BAGHDAD (Reuters) - Iraq closed its northern airspace to all flights on Monday for at least two days due to military traffic from Russia’s air campaign in neighboring Syria.
The closure was expected to affect domestic commercial routes to Erbil and Sulaimaniya as well as international flights from Turkey, Jordan, the Gulf and Austria.
A spokesman for the U.S.-led coalition, which launches reconnaissance and resupply flights from Erbil, said all military traffic had also been halted.
Iraq’s civil aviation authority said in a statement that flight suspensions were made “to protect travelers and because of the crossing of cruise missiles and bombers in the northern part of Iraq launched from the Caspian Sea”.
Russia began launching missiles and long-range bombers from warships in the Caspian last month.
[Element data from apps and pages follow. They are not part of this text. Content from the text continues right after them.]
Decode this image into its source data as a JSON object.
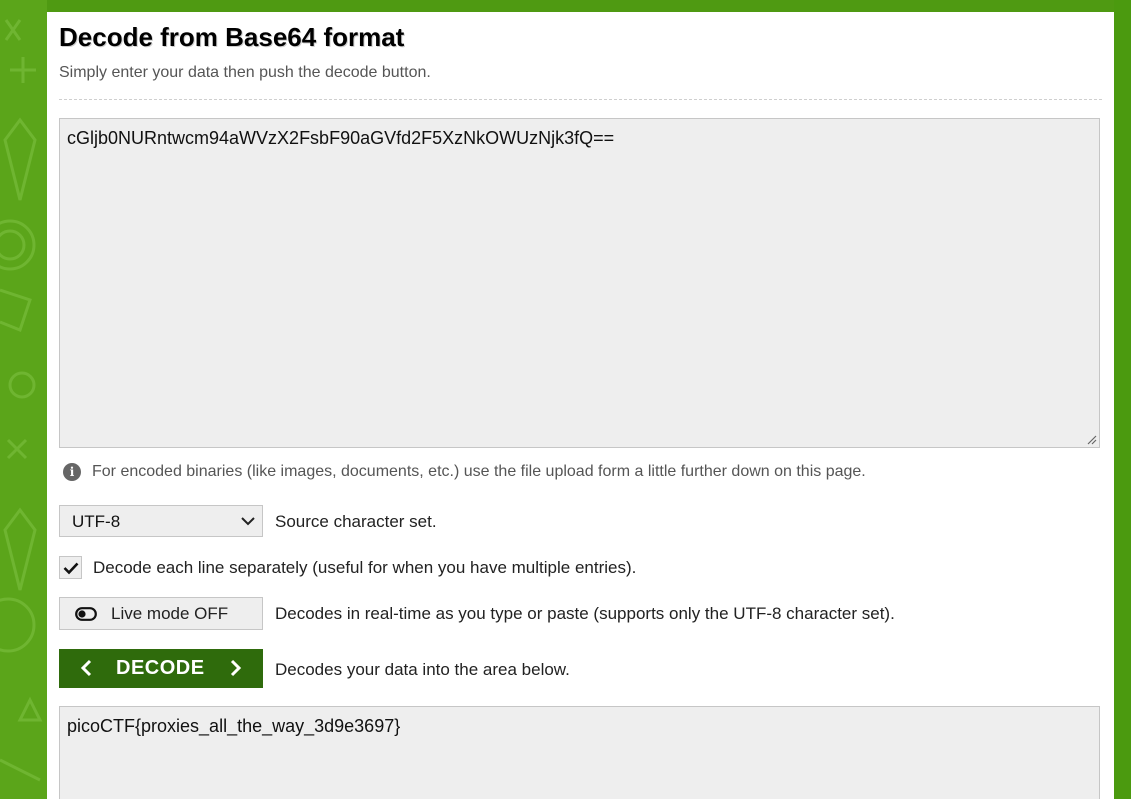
{
  "header": {
    "title": "Decode from Base64 format",
    "subtitle": "Simply enter your data then push the decode button."
  },
  "input": {
    "value": "cGljb0NURntwcm94aWVzX2FsbF90aGVfd2F5XzNkOWUzNjk3fQ=="
  },
  "info": {
    "text": "For encoded binaries (like images, documents, etc.) use the file upload form a little further down on this page."
  },
  "charset": {
    "selected": "UTF-8",
    "label": "Source character set."
  },
  "line_option": {
    "checked": true,
    "label": "Decode each line separately (useful for when you have multiple entries)."
  },
  "live_mode": {
    "label": "Live mode OFF",
    "description": "Decodes in real-time as you type or paste (supports only the UTF-8 character set)."
  },
  "decode": {
    "label": "DECODE",
    "description": "Decodes your data into the area below."
  },
  "output": {
    "value": "picoCTF{proxies_all_the_way_3d9e3697}"
  },
  "colors": {
    "brand_green": "#4f9a12",
    "button_green": "#2f6b0c"
  }
}
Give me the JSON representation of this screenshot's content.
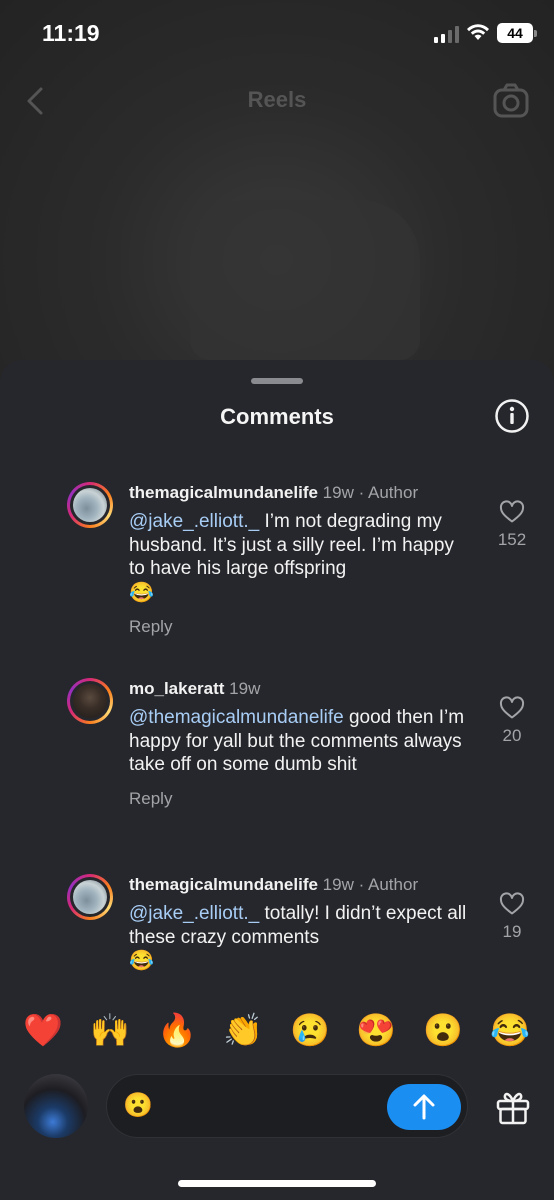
{
  "status_bar": {
    "time": "11:19",
    "battery": "44"
  },
  "top_nav": {
    "title": "Reels"
  },
  "sheet": {
    "title": "Comments"
  },
  "comments": [
    {
      "username": "themagicalmundanelife",
      "meta": " 19w · Author",
      "mention": "@jake_.elliott._",
      "text": " I’m not degrading my husband. It’s just a silly reel. I’m happy to have his large offspring",
      "emoji": "😂",
      "reply": "Reply",
      "likes": "152"
    },
    {
      "username": "mo_lakeratt",
      "meta": " 19w",
      "mention": "@themagicalmundanelife",
      "text": " good then I’m happy for yall but the comments always take off on some dumb shit",
      "emoji": "",
      "reply": "Reply",
      "likes": "20"
    },
    {
      "username": "themagicalmundanelife",
      "meta": " 19w · Author",
      "mention": "@jake_.elliott._",
      "text": " totally! I didn’t expect all these crazy comments",
      "emoji": "😂",
      "reply": "",
      "likes": "19"
    }
  ],
  "emoji_bar": [
    "❤️",
    "🙌",
    "🔥",
    "👏",
    "😢",
    "😍",
    "😮",
    "😂"
  ],
  "composer": {
    "input_value": "😮"
  },
  "colors": {
    "accent": "#1b8ef2",
    "mention": "#a8cdf5",
    "sheet_bg": "#26272c"
  }
}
They travel some 1,500 km (900 miles) over Iran and Iraq.
A spokesman for Erbil International Airport said a change in the missiles’ route had brought them “uncomfortably close” to the airport, without providing more details.
The director of Erbil airport said in a statement the suspension could last longer than the initial 48 hours. Emirates Airlines said it had canceled flights to Erbil until Thursday.
The coalition spokesman, U.S. Army Colonel Steve Warren, said the trigger and expected length of the interruption was unclear.
The coalition has been bombing Islamic State targets in Iraq and Syria for more than a year separately from the Russian campaign.
With competing military demands on the airspace over Iraq and Syria, flight time and fuel costs for commercial traffic has risen as aircraft queue to enter narrow corridors.
Moscow says its air strikes were requested by Syrian President Bashar al-Assad and contends their main target is Islamic State militants who control large swathes of Syria and Iraq. But it has been accused of hitting other targets, including territory occupied by Western-backed rebels.
U.S. officials said last month four missiles launched from Russian warships in the Caspian had crashed in Iran, though Moscow insisted they reached their targets in Syria.
The terrain-hugging Kalibr cruise missiles, which NATO has codenamed Sizzler, fly at an altitude of 50 meters (164 feet) and are accurate to within three meters, the Russian Defense Ministry says.
Moscow also uses bombers from Russian airbases to launch airstrikes.
Reporting by Stephen Kalin and Ahmed Rasheed in Baghdad, Isabel Coles in Erbil and Nadia Saleem in Dubai; Editing by Alan Crosby and Gareth Jones